- Action item: In your answer, print each of the records below exactly.

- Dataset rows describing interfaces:
——

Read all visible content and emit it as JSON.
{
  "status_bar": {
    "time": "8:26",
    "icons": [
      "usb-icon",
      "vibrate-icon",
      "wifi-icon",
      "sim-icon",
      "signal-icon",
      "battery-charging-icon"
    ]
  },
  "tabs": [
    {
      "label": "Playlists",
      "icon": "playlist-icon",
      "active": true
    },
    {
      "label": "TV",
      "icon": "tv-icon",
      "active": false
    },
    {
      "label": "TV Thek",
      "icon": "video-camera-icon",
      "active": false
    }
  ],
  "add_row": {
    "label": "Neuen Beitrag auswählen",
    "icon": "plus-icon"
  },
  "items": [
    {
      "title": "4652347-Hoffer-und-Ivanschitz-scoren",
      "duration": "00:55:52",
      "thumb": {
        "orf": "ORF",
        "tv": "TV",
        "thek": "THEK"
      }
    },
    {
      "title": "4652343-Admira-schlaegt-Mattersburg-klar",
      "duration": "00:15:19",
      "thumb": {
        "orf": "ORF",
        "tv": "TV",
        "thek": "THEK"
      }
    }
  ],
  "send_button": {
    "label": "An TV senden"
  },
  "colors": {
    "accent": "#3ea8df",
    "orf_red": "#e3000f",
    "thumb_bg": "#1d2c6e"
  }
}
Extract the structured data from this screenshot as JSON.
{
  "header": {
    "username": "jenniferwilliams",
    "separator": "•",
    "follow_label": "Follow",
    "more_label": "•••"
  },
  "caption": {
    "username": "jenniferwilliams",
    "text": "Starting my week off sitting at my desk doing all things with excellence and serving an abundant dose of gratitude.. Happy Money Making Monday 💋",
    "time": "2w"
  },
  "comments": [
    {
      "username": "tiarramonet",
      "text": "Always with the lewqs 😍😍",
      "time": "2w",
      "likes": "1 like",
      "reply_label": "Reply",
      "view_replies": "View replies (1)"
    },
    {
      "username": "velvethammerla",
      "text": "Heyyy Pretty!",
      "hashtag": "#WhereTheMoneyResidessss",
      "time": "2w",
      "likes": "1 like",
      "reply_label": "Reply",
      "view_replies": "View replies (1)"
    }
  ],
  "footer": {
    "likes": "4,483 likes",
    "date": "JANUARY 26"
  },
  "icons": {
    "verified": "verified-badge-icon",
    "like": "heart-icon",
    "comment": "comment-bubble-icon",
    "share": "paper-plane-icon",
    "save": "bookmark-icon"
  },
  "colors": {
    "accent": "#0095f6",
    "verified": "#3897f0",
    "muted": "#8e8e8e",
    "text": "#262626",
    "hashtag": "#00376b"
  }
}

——

- Answer to the exercise:
Read all visible content and emit it as JSON.
{
  "status_bar": {
    "time": "8:26",
    "icons": [
      "usb-icon",
      "vibrate-icon",
      "wifi-icon",
      "sim-icon",
      "signal-icon",
      "battery-charging-icon"
    ]
  },
  "tabs": [
    {
      "label": "Playlists",
      "icon": "playlist-icon",
      "active": true
    },
    {
      "label": "TV",
      "icon": "tv-icon",
      "active": false
    },
    {
      "label": "TV Thek",
      "icon": "video-camera-icon",
      "active": false
    }
  ],
  "add_row": {
    "label": "Neuen Beitrag auswählen",
    "icon": "plus-icon"
  },
  "items": [
    {
      "title": "4652347-Hoffer-und-Ivanschitz-scoren",
      "duration": "00:55:52",
      "thumb": {
        "orf": "ORF",
        "tv": "TV",
        "thek": "THEK"
      }
    },
    {
      "title": "4652343-Admira-schlaegt-Mattersburg-klar",
      "duration": "00:15:19",
      "thumb": {
        "orf": "ORF",
        "tv": "TV",
        "thek": "THEK"
      }
    }
  ],
  "send_button": {
    "label": "An TV senden"
  },
  "colors": {
    "accent": "#3ea8df",
    "orf_red": "#e3000f",
    "thumb_bg": "#1d2c6e"
  }
}
Extract the structured data from this screenshot as JSON.
{
  "header": {
    "username": "jenniferwilliams",
    "separator": "•",
    "follow_label": "Follow",
    "more_label": "•••"
  },
  "caption": {
    "username": "jenniferwilliams",
    "text": "Starting my week off sitting at my desk doing all things with excellence and serving an abundant dose of gratitude.. Happy Money Making Monday 💋",
    "time": "2w"
  },
  "comments": [
    {
      "username": "tiarramonet",
      "text": "Always with the lewqs 😍😍",
      "time": "2w",
      "likes": "1 like",
      "reply_label": "Reply",
      "view_replies": "View replies (1)"
    },
    {
      "username": "velvethammerla",
      "text": "Heyyy Pretty!",
      "hashtag": "#WhereTheMoneyResidessss",
      "time": "2w",
      "likes": "1 like",
      "reply_label": "Reply",
      "view_replies": "View replies (1)"
    }
  ],
  "footer": {
    "likes": "4,483 likes",
    "date": "JANUARY 26"
  },
  "icons": {
    "verified": "verified-badge-icon",
    "like": "heart-icon",
    "comment": "comment-bubble-icon",
    "share": "paper-plane-icon",
    "save": "bookmark-icon"
  },
  "colors": {
    "accent": "#0095f6",
    "verified": "#3897f0",
    "muted": "#8e8e8e",
    "text": "#262626",
    "hashtag": "#00376b"
  }
}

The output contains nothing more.